In full and without deviation, write out the entries that follow.

[[ DATA TO PROCESS open ]]

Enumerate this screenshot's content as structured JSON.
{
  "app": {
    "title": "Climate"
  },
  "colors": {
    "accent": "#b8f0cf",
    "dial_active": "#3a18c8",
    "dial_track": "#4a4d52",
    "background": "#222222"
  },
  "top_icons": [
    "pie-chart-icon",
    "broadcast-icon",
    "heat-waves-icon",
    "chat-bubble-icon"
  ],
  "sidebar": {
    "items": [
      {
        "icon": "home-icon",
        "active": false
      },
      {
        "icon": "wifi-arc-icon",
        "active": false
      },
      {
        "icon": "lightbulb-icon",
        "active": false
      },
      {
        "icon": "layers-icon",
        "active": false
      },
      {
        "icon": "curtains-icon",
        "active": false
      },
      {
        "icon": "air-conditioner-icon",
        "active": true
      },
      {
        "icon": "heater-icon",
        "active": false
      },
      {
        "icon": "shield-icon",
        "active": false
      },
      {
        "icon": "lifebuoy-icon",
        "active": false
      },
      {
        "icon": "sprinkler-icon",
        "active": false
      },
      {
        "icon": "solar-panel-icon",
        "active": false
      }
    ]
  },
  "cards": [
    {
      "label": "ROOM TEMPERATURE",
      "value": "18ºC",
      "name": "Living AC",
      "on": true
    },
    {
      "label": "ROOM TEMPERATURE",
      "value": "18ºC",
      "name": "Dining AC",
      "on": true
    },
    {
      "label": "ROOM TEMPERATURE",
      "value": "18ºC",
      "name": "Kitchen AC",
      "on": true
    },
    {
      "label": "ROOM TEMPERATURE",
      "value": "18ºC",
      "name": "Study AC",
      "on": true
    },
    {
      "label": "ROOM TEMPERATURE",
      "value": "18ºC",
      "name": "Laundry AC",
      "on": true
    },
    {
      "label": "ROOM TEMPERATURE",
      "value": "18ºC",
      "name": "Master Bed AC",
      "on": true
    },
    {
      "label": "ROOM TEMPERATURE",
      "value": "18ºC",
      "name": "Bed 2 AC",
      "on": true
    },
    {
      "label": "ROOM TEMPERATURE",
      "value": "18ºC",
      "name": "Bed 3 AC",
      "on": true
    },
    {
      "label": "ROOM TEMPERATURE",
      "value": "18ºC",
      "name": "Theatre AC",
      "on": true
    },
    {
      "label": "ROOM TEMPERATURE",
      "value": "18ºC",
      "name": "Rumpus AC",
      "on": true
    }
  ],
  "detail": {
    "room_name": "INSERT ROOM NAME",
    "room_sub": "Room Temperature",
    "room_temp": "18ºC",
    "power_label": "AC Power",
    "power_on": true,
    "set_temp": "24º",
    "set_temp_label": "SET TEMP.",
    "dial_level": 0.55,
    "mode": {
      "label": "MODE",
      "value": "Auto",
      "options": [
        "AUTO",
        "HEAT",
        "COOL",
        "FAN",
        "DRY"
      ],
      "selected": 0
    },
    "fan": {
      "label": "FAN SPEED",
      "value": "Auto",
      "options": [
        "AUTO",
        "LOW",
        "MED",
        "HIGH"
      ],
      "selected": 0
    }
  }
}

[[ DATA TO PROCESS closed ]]

--- RESPONSE ---
Enumerate this screenshot's content as structured JSON.
{
  "app": {
    "title": "Climate"
  },
  "colors": {
    "accent": "#b8f0cf",
    "dial_active": "#3a18c8",
    "dial_track": "#4a4d52",
    "background": "#222222"
  },
  "top_icons": [
    "pie-chart-icon",
    "broadcast-icon",
    "heat-waves-icon",
    "chat-bubble-icon"
  ],
  "sidebar": {
    "items": [
      {
        "icon": "home-icon",
        "active": false
      },
      {
        "icon": "wifi-arc-icon",
        "active": false
      },
      {
        "icon": "lightbulb-icon",
        "active": false
      },
      {
        "icon": "layers-icon",
        "active": false
      },
      {
        "icon": "curtains-icon",
        "active": false
      },
      {
        "icon": "air-conditioner-icon",
        "active": true
      },
      {
        "icon": "heater-icon",
        "active": false
      },
      {
        "icon": "shield-icon",
        "active": false
      },
      {
        "icon": "lifebuoy-icon",
        "active": false
      },
      {
        "icon": "sprinkler-icon",
        "active": false
      },
      {
        "icon": "solar-panel-icon",
        "active": false
      }
    ]
  },
  "cards": [
    {
      "label": "ROOM TEMPERATURE",
      "value": "18ºC",
      "name": "Living AC",
      "on": true
    },
    {
      "label": "ROOM TEMPERATURE",
      "value": "18ºC",
      "name": "Dining AC",
      "on": true
    },
    {
      "label": "ROOM TEMPERATURE",
      "value": "18ºC",
      "name": "Kitchen AC",
      "on": true
    },
    {
      "label": "ROOM TEMPERATURE",
      "value": "18ºC",
      "name": "Study AC",
      "on": true
    },
    {
      "label": "ROOM TEMPERATURE",
      "value": "18ºC",
      "name": "Laundry AC",
      "on": true
    },
    {
      "label": "ROOM TEMPERATURE",
      "value": "18ºC",
      "name": "Master Bed AC",
      "on": true
    },
    {
      "label": "ROOM TEMPERATURE",
      "value": "18ºC",
      "name": "Bed 2 AC",
      "on": true
    },
    {
      "label": "ROOM TEMPERATURE",
      "value": "18ºC",
      "name": "Bed 3 AC",
      "on": true
    },
    {
      "label": "ROOM TEMPERATURE",
      "value": "18ºC",
      "name": "Theatre AC",
      "on": true
    },
    {
      "label": "ROOM TEMPERATURE",
      "value": "18ºC",
      "name": "Rumpus AC",
      "on": true
    }
  ],
  "detail": {
    "room_name": "INSERT ROOM NAME",
    "room_sub": "Room Temperature",
    "room_temp": "18ºC",
    "power_label": "AC Power",
    "power_on": true,
    "set_temp": "24º",
    "set_temp_label": "SET TEMP.",
    "dial_level": 0.55,
    "mode": {
      "label": "MODE",
      "value": "Auto",
      "options": [
        "AUTO",
        "HEAT",
        "COOL",
        "FAN",
        "DRY"
      ],
      "selected": 0
    },
    "fan": {
      "label": "FAN SPEED",
      "value": "Auto",
      "options": [
        "AUTO",
        "LOW",
        "MED",
        "HIGH"
      ],
      "selected": 0
    }
  }
}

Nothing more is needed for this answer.